The path to financial freedom might seem daunting, but only you can take the first step.
I’m not claiming to be an expert on finances, in fact, quite the contrary, and the reason I lack this information may have to do with my race, sex, and upbringing in a home where government assistance was a means for survival. Truth be told, unless you have parents with knowledge on how to save, how to invest, and how to spend your money wisely, it’s not likely you will find yourself in an economic situation that is favorable. For example, in the US, many schools do not teach these basics that will be fundamental necessities when heading out into the real world. I’ve come to learn there are many disparities, caused by many factors, when it comes to wealth.
One of the most impactful racial inequalities in the US is economic. On average, people of color experience significantly lower levels of income, home ownership rates, and retirement savings than white Americans. This has a trickle-down effect, causing lower educational completion and poorer healthcare outcomes, which ultimately results in shorter life expectancies.
Women, too, face lifestyle and economic issues that cause setbacks on the road to gain financial stability. They tend to live longer and earn less than men, making it all the more important for them to save wisely. More than likely, women are responsible for the household budget. They take time off from work for childbirth, which frequently happens during the peaks of their careers. The expectation of caring for aging parents or spouses tends to fall on women, while a common universal theme suggests women should work in the home providing for and looking after their families, without compensation. This stereotype of women fulfilling the role of “homemaker” perpetuates the inability for women to catch up and obtain financial independence.
Refugees are also not in the most promising financial situation. Many resettled refugees lack the understanding and clear path for achieving financial success due to language barriers, inadequate job opportunities, and the fact that the majority are supporting not only themselves and their households, but also a family of extended relatives in the countries from which they’ve fled.
But I refuse to let my circumstances define me and choose to move forward, power through, and seek out resources for monetary security. I cannot change the fact that I’m Black, I’m a woman, and I’m a refugee. However, I can learn and work to change my financial trajectory.
I entered the fashion industry as no stranger to hard work. I’ve always wanted to acquire the basics of financial knowledge, because I’ve had insufficient professional advice and no formal training. The first thing I did was set up bank accounts. As an independent contractor, I am responsible for paying income tax at the end of the year. I also have to pay for my health insurance – something that required time to learn about – and I needed to study the principles of credit and interest. Setting up a plan for retirement is something many put off, but knowing little about the longevity of my career, it was something I wanted to get started on right away. Lastly, I also knew I was spending too much on rent so this year, I took the leap – having saved for a down payment – and purchased my first home.

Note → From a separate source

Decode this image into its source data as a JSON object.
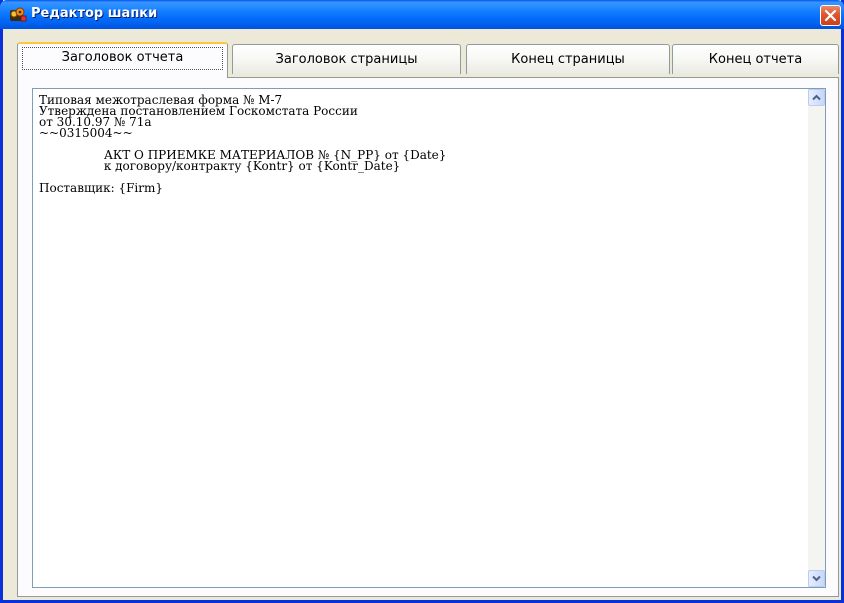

I’m fortunate to be in a position where I can seek guidance from top financial experts. I’m not sure how many models or employees read basic line items and comprehend assets versus liabilities on their financial statements! My advice is to speak to a trusted professional to assist with your journey of financial management. There is also a great deal of helpful information online, but do your due diligence in vetting the source. With Covid-19 impacting economies and people around the world, I asked my financial planner to share his best advice, which is to focus on what you can control. You can’t control market fluctuations, the economy, or the political environment. Instead, you should base your decisions on time-tested investment principles, which include diversifying your portfolio, owning quality investments, and maintaining a long-term perspective.

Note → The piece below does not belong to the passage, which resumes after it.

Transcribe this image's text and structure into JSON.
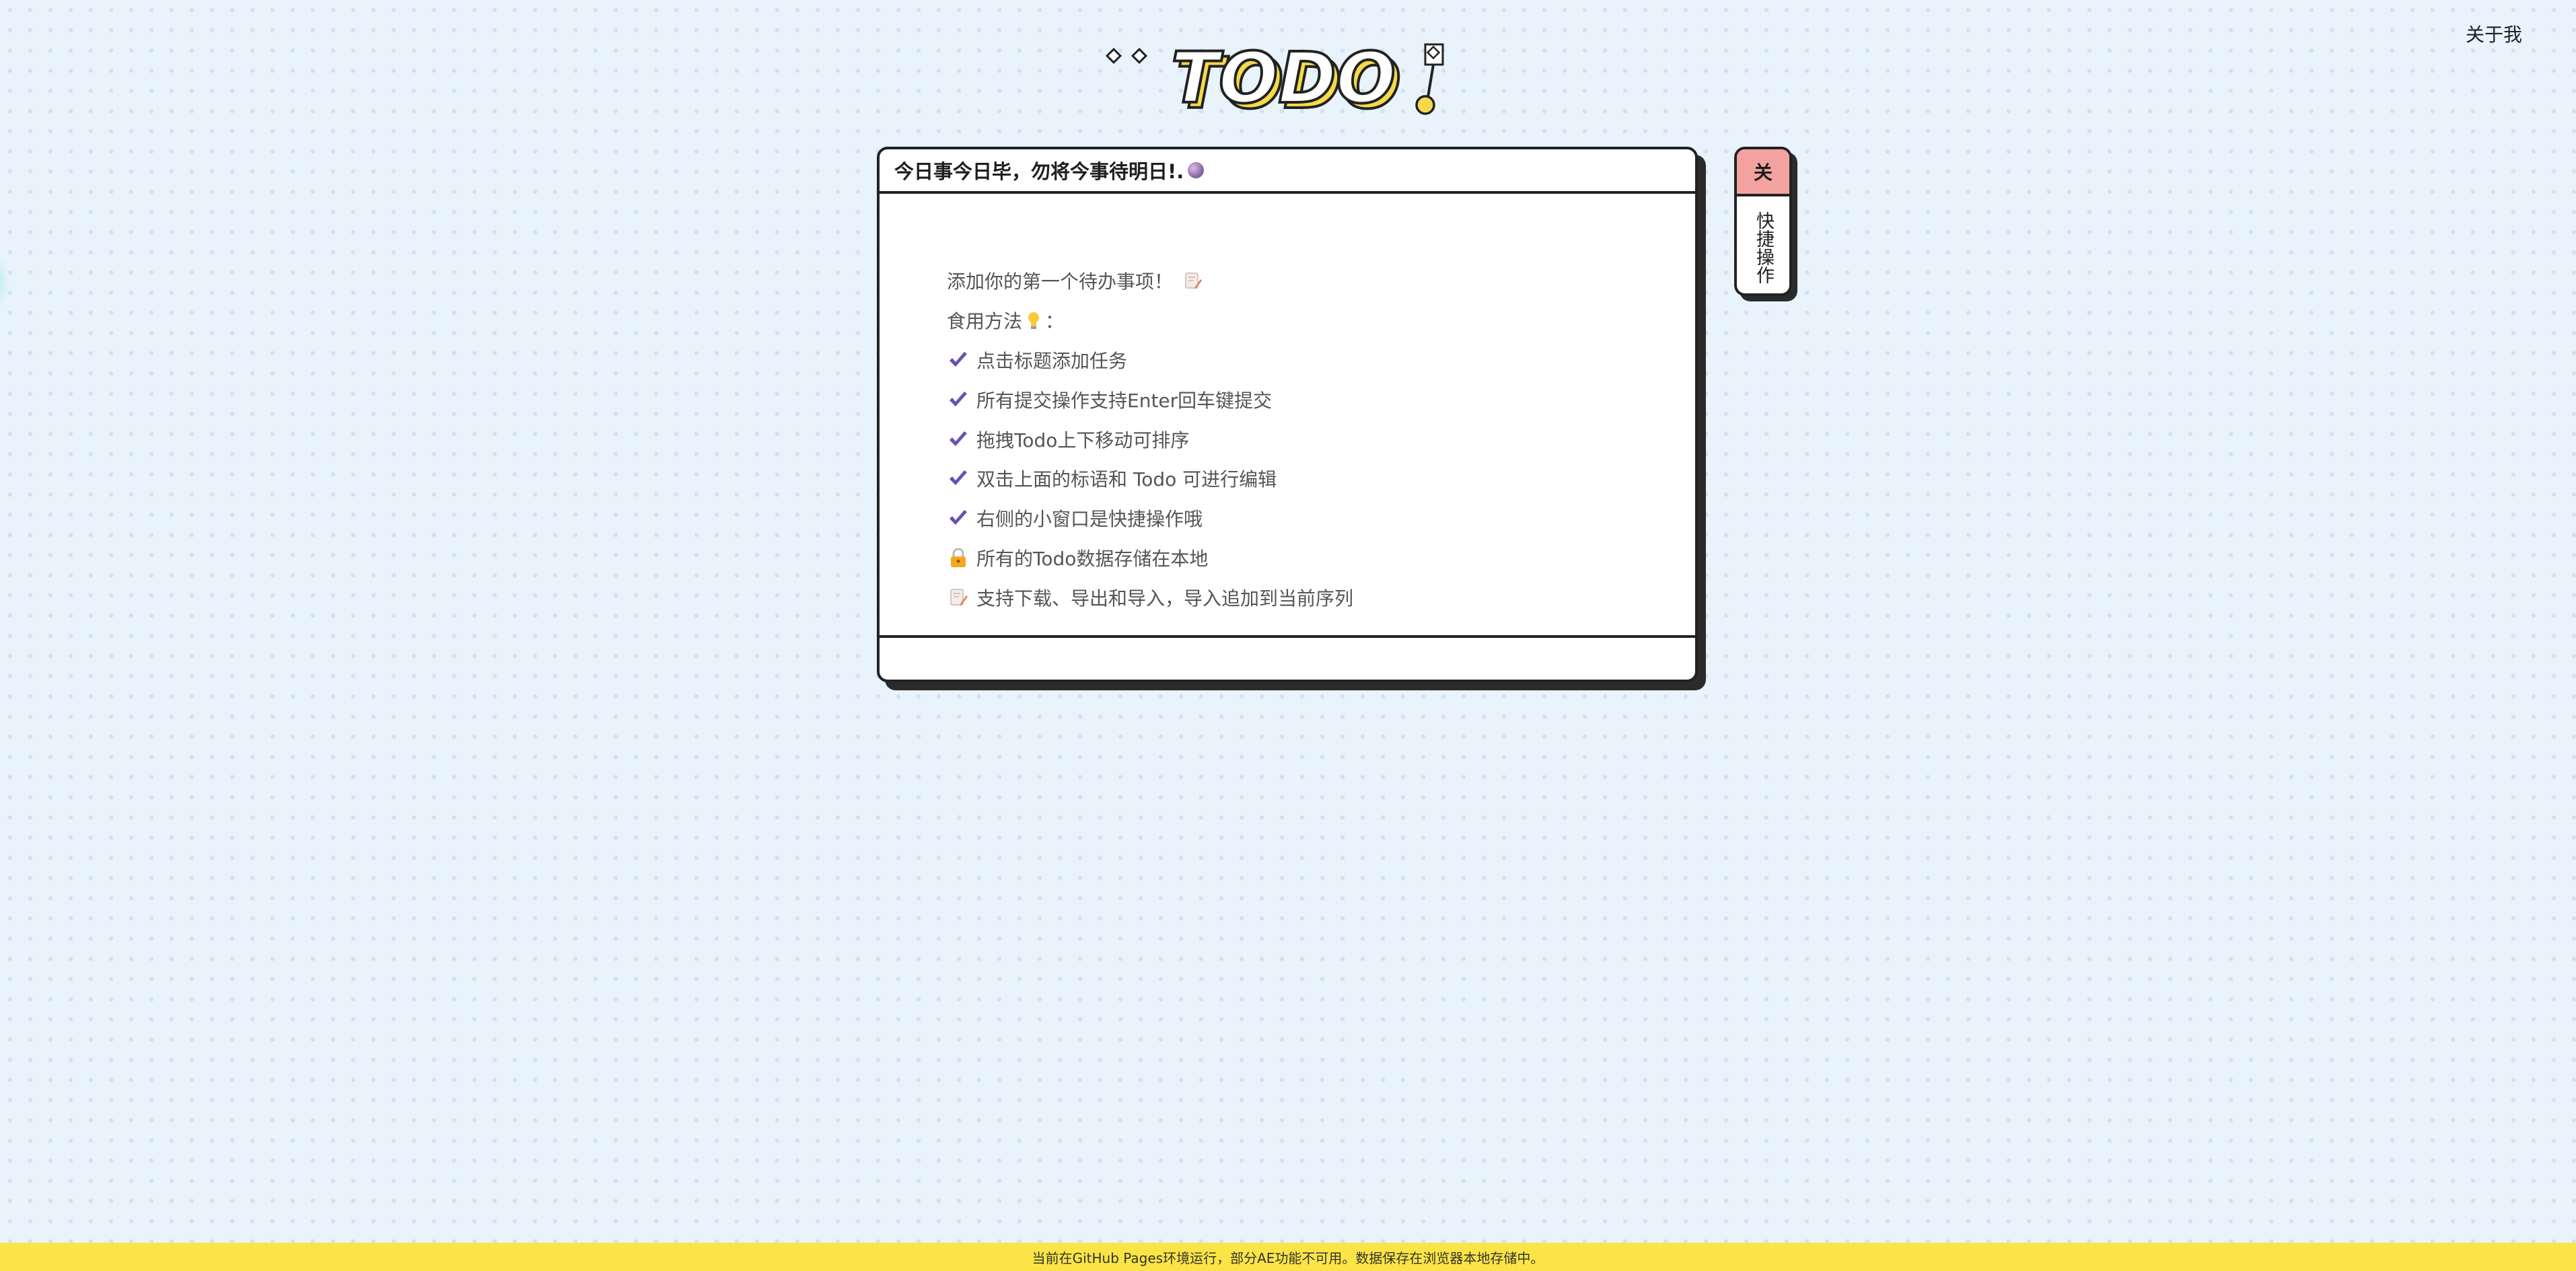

Philanthropy is also part of my financial philosophy. Giving never goes out of style – it is truly what radiates your beauty. I’ve come to learn that those who have the least, tend to give the most. If you can’t give money, give time and energy to the organizations and causes close to your heart. If you can give money, do it. You might not even realize the impact you can have, but you won’t regret it. Not sure who needs you? Join me in donating to Unicef today.
It’s important – no matter where you come from or what obstacles you have faced – to take control of your financial future and educate yourself on the tools for navigating economic prosperity. I’m the first to tell you that money can’t buy happiness, but knowing that your money is working for you, determining your destiny, and allowing your world yet to come to look more sound, should allow you to sleep better at night.
Originally published in the November 2020 issue of Vogue Arabia